Every record is to be copied unchanged, except that its pictures are removed.

● Input data
# # # #
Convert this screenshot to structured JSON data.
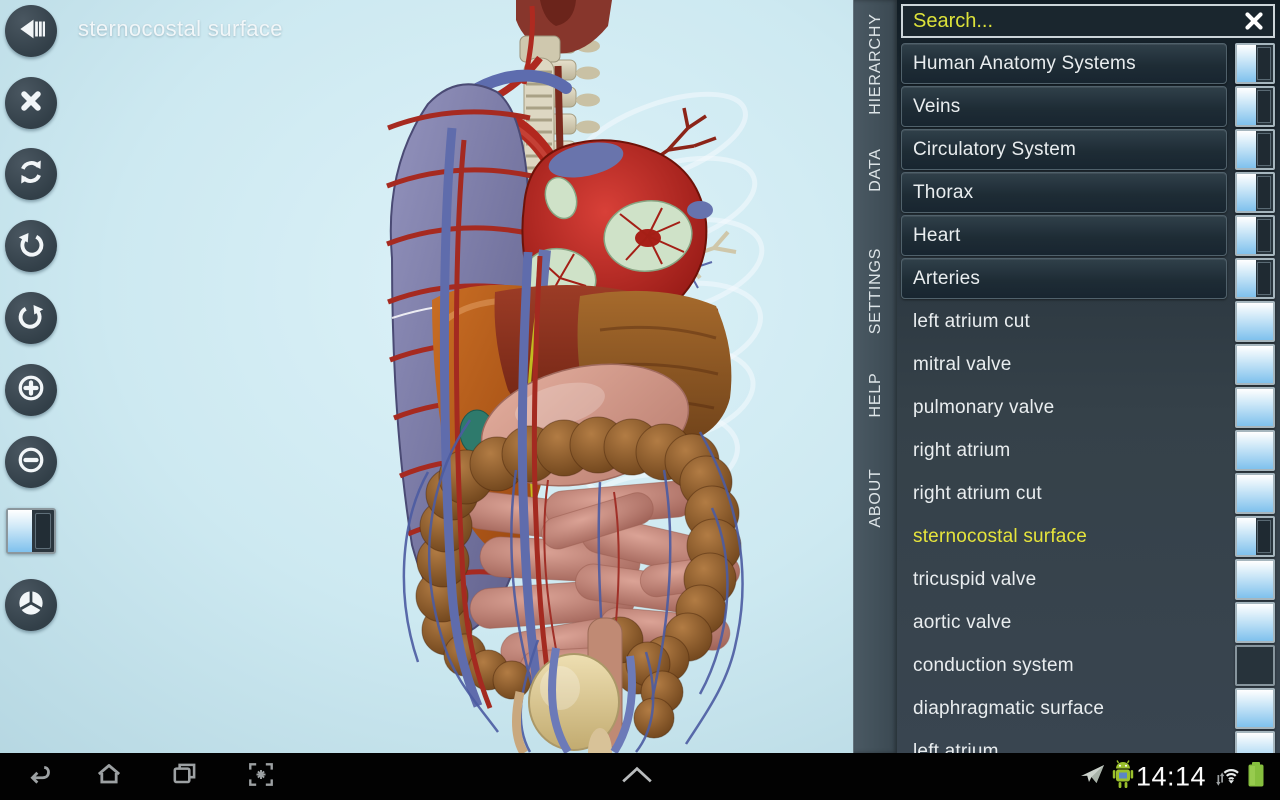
{
  "app": {
    "selected_structure": "sternocostal surface"
  },
  "toolbar": {
    "buttons": [
      {
        "name": "back-button",
        "icon": "back-icon"
      },
      {
        "name": "close-model-button",
        "icon": "close-icon"
      },
      {
        "name": "refresh-button",
        "icon": "refresh-icon"
      },
      {
        "name": "rotate-left-button",
        "icon": "rotate-left-icon"
      },
      {
        "name": "rotate-right-button",
        "icon": "rotate-right-icon"
      },
      {
        "name": "zoom-in-button",
        "icon": "zoom-in-icon"
      },
      {
        "name": "zoom-out-button",
        "icon": "zoom-out-icon"
      },
      {
        "name": "layer-visibility-toggle",
        "icon": "half-toggle",
        "state": "half"
      },
      {
        "name": "sphere-view-button",
        "icon": "sphere-icon"
      }
    ]
  },
  "side_tabs": [
    {
      "label": "HIERARCHY"
    },
    {
      "label": "DATA"
    },
    {
      "label": "SETTINGS"
    },
    {
      "label": "HELP"
    },
    {
      "label": "ABOUT"
    }
  ],
  "hierarchy_panel": {
    "search_placeholder": "Search...",
    "close_icon": "close-panel-icon",
    "items": [
      {
        "label": "Human Anatomy Systems",
        "kind": "group",
        "check": "half"
      },
      {
        "label": "Veins",
        "kind": "group",
        "check": "half"
      },
      {
        "label": "Circulatory System",
        "kind": "group",
        "check": "half"
      },
      {
        "label": "Thorax",
        "kind": "group",
        "check": "half"
      },
      {
        "label": "Heart",
        "kind": "group",
        "check": "half"
      },
      {
        "label": "Arteries",
        "kind": "group",
        "check": "half"
      },
      {
        "label": "left atrium cut",
        "kind": "leaf",
        "check": "full"
      },
      {
        "label": "mitral valve",
        "kind": "leaf",
        "check": "full"
      },
      {
        "label": "pulmonary valve",
        "kind": "leaf",
        "check": "full"
      },
      {
        "label": "right atrium",
        "kind": "leaf",
        "check": "full"
      },
      {
        "label": "right atrium cut",
        "kind": "leaf",
        "check": "full"
      },
      {
        "label": "sternocostal surface",
        "kind": "leaf",
        "check": "half",
        "highlighted": true
      },
      {
        "label": "tricuspid valve",
        "kind": "leaf",
        "check": "full"
      },
      {
        "label": "aortic valve",
        "kind": "leaf",
        "check": "full"
      },
      {
        "label": "conduction system",
        "kind": "leaf",
        "check": "empty"
      },
      {
        "label": "diaphragmatic surface",
        "kind": "leaf",
        "check": "full"
      },
      {
        "label": "left atrium",
        "kind": "leaf",
        "check": "full"
      }
    ]
  },
  "navbar": {
    "time": "14:14",
    "left_buttons": [
      {
        "name": "nav-back-button",
        "icon": "nav-back-icon"
      },
      {
        "name": "nav-home-button",
        "icon": "nav-home-icon"
      },
      {
        "name": "nav-recents-button",
        "icon": "nav-recents-icon"
      },
      {
        "name": "nav-screenshot-button",
        "icon": "nav-screenshot-icon"
      }
    ],
    "center_button": {
      "name": "tray-expand-button",
      "icon": "chevron-up-icon"
    },
    "status_left_icons": [
      {
        "name": "notification-plane-icon",
        "icon": "plane-icon"
      },
      {
        "name": "android-update-icon",
        "icon": "android-icon"
      }
    ],
    "status_right_icons": [
      {
        "name": "wifi-signal-icon",
        "icon": "wifi-icon"
      },
      {
        "name": "battery-icon",
        "icon": "battery-icon"
      }
    ]
  },
  "colors": {
    "highlight_yellow": "#e6e43c",
    "check_blue": "#7fc1ed",
    "panel_dark": "#1b2730",
    "tabstrip": "#43525c",
    "battery_green": "#86bf3e",
    "canvas_blue": "#cde9f1"
  }
}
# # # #
● Response
Convert this screenshot to structured JSON data.
{
  "app": {
    "selected_structure": "sternocostal surface"
  },
  "toolbar": {
    "buttons": [
      {
        "name": "back-button",
        "icon": "back-icon"
      },
      {
        "name": "close-model-button",
        "icon": "close-icon"
      },
      {
        "name": "refresh-button",
        "icon": "refresh-icon"
      },
      {
        "name": "rotate-left-button",
        "icon": "rotate-left-icon"
      },
      {
        "name": "rotate-right-button",
        "icon": "rotate-right-icon"
      },
      {
        "name": "zoom-in-button",
        "icon": "zoom-in-icon"
      },
      {
        "name": "zoom-out-button",
        "icon": "zoom-out-icon"
      },
      {
        "name": "layer-visibility-toggle",
        "icon": "half-toggle",
        "state": "half"
      },
      {
        "name": "sphere-view-button",
        "icon": "sphere-icon"
      }
    ]
  },
  "side_tabs": [
    {
      "label": "HIERARCHY"
    },
    {
      "label": "DATA"
    },
    {
      "label": "SETTINGS"
    },
    {
      "label": "HELP"
    },
    {
      "label": "ABOUT"
    }
  ],
  "hierarchy_panel": {
    "search_placeholder": "Search...",
    "close_icon": "close-panel-icon",
    "items": [
      {
        "label": "Human Anatomy Systems",
        "kind": "group",
        "check": "half"
      },
      {
        "label": "Veins",
        "kind": "group",
        "check": "half"
      },
      {
        "label": "Circulatory System",
        "kind": "group",
        "check": "half"
      },
      {
        "label": "Thorax",
        "kind": "group",
        "check": "half"
      },
      {
        "label": "Heart",
        "kind": "group",
        "check": "half"
      },
      {
        "label": "Arteries",
        "kind": "group",
        "check": "half"
      },
      {
        "label": "left atrium cut",
        "kind": "leaf",
        "check": "full"
      },
      {
        "label": "mitral valve",
        "kind": "leaf",
        "check": "full"
      },
      {
        "label": "pulmonary valve",
        "kind": "leaf",
        "check": "full"
      },
      {
        "label": "right atrium",
        "kind": "leaf",
        "check": "full"
      },
      {
        "label": "right atrium cut",
        "kind": "leaf",
        "check": "full"
      },
      {
        "label": "sternocostal surface",
        "kind": "leaf",
        "check": "half",
        "highlighted": true
      },
      {
        "label": "tricuspid valve",
        "kind": "leaf",
        "check": "full"
      },
      {
        "label": "aortic valve",
        "kind": "leaf",
        "check": "full"
      },
      {
        "label": "conduction system",
        "kind": "leaf",
        "check": "empty"
      },
      {
        "label": "diaphragmatic surface",
        "kind": "leaf",
        "check": "full"
      },
      {
        "label": "left atrium",
        "kind": "leaf",
        "check": "full"
      }
    ]
  },
  "navbar": {
    "time": "14:14",
    "left_buttons": [
      {
        "name": "nav-back-button",
        "icon": "nav-back-icon"
      },
      {
        "name": "nav-home-button",
        "icon": "nav-home-icon"
      },
      {
        "name": "nav-recents-button",
        "icon": "nav-recents-icon"
      },
      {
        "name": "nav-screenshot-button",
        "icon": "nav-screenshot-icon"
      }
    ],
    "center_button": {
      "name": "tray-expand-button",
      "icon": "chevron-up-icon"
    },
    "status_left_icons": [
      {
        "name": "notification-plane-icon",
        "icon": "plane-icon"
      },
      {
        "name": "android-update-icon",
        "icon": "android-icon"
      }
    ],
    "status_right_icons": [
      {
        "name": "wifi-signal-icon",
        "icon": "wifi-icon"
      },
      {
        "name": "battery-icon",
        "icon": "battery-icon"
      }
    ]
  },
  "colors": {
    "highlight_yellow": "#e6e43c",
    "check_blue": "#7fc1ed",
    "panel_dark": "#1b2730",
    "tabstrip": "#43525c",
    "battery_green": "#86bf3e",
    "canvas_blue": "#cde9f1"
  }
}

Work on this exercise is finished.